RAS has a working relationship with the largest providers of corporate insurance broking services in Australia and has been invited to present at many of their internal leadership forums, to provide insights on how they can improve. When facilitating a tender for insurance broking services RAS has a very structured process that most Australian insurance brokers respect and understand. A summary of who has won the insurance broking tenders RAS has facilitated is shown below.

Inadequate Renewal Planning Increases Costs

Having a good plan for an insurance renewal is critical in the current environment.

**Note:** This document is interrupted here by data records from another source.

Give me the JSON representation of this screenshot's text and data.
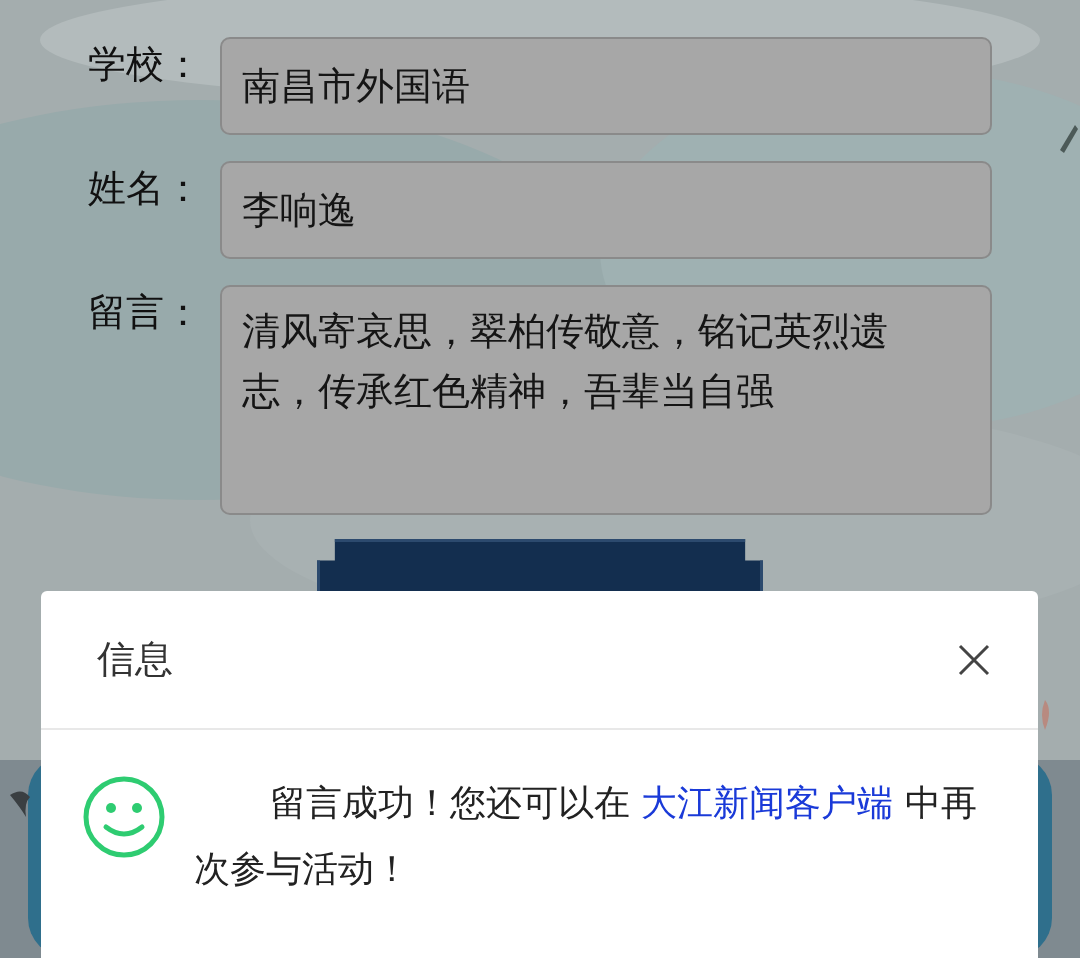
{
  "form": {
    "fields": [
      {
        "label": "学校：",
        "value": "南昌市外国语",
        "kind": "input"
      },
      {
        "label": "姓名：",
        "value": "李响逸",
        "kind": "input"
      },
      {
        "label": "留言：",
        "value": "清风寄哀思，翠柏传敬意，铭记英烈遗志，传承红色精神，吾辈当自强",
        "kind": "textarea"
      }
    ]
  },
  "dialog": {
    "title": "信息",
    "message": "留言成功！您还可以在 ",
    "link": "大江新闻客户端",
    "message_end": " 中再次参与活动！"
  }
}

The renewal plan should be set at least 3 months before the renewal for any business that is paying more than $250,000 in insurance premium.

Common mistakes in the pre-renewal planning process are:
  • Inadequate risk information being obtained by brokers
    Results in a last-minute panic of data collection and the insurer increasing their prices as a result.
  • Not approaching key insurers interested in the risks
    Lack of competitive tension between insurers results in higher premiums.
  • Lack of rigor in determining the correct declared values and limits
    Poor processes in determining the correct values presented for renewal undermines the insurer’s confidence in the risk resulting in a cost increase.
  • Not knowing the risk tolerance for deductible setting purposes
    If the insured has not been engaged properly about their risk tolerance then they may be missing out on a significant premium reduction by entering the market with the wrong deductible.
  • Not being up to date with changes during the year
    If a material change has occurred at the business, such as an acquisition, and the broker doesn’t know about it, the details are provided at the last-minute and the insurer can increase their prices as a result.

 

Common mistakes in the post-renewal period are:
  • Poor invoicing and associated documentation
    This can include long delays in providing invoices and incorrectly calculated taxes and charges resulting in surprise costs.
  • Delays in insurance policy documentation being provided
    Cover summaries provided by brokers should never be relied upon – the insured must insist on formal documentation on insurer letterhead.
  • Lack of an Insurance Manual to provide a consolidated view of insurance policies purchased
    The manual should also include key broker and insurer contacts, and how to make a claim under each policy.
  • Lack of an appropriate service agreement and KPIs with the broker
    RAS has a standard service agreement which is accepted by all major brokers and promotes professional service standards and transparency.
  • Lack of adherence to an annual broker servicing plan
    Broker servicing plans should not be “set and forget” but need to be regularly monitored and updated.
  • Lack of agreed claims protocols and claims project management discipline
    Claims are time-critical and all protocols should be agreed and understood before a claim occurs.